Lung cancer is common in males as well as females and is one of the most common causes of cancer related deaths worldwide. To gain an in-depth understanding of the ‘pedagogy of suffering’ (Frank, 1995: 145), the lived experiences of 12 adult patients in Northern Ireland diagnosed with advanced lung cancer were captured during two qualitative interviews with each patient (one month apart), which were audio-recorded. This article outlines analysis which used Frank’s (1995) narrative structures of restitution, chaos and quest, to provide rich insights into how patients narrated their ‘suffering’ over time. Findings revealed frustration and loss of faith in medical physicians due to a delayed diagnosis; resignation regarding treatment options and outcomes; externalisation of a disease that society fears, curbs life expectancy and causes biographical disruption; and powerlessness underpinned by a heroic return to put affairs in order, encourage others and share hopes for the future.

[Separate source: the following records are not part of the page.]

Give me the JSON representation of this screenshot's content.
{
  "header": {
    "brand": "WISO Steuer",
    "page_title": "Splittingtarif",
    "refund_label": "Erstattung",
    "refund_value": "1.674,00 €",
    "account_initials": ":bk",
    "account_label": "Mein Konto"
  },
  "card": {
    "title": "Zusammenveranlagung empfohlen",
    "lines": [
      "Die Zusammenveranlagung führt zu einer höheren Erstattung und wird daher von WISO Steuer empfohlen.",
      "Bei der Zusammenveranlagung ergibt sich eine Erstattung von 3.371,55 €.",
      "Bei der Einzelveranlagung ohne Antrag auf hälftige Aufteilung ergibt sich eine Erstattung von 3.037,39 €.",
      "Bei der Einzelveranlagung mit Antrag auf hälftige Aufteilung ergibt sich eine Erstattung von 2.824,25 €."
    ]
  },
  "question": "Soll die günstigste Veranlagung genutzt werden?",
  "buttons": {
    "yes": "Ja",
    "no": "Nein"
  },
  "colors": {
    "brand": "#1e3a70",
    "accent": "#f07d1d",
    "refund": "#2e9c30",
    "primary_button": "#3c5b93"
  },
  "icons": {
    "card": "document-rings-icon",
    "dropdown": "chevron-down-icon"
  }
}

In an era of health and social work practitioners experiencing increasing bureaucracy and caseloads, these findings highlight the importance of prioritising the psychosocial needs of patients, supporting patients with the emotional and practical challenges of living with a life-limiting illness, and of skilful practitioners promoting peaceful closure in end of life care.
- Lung Cancer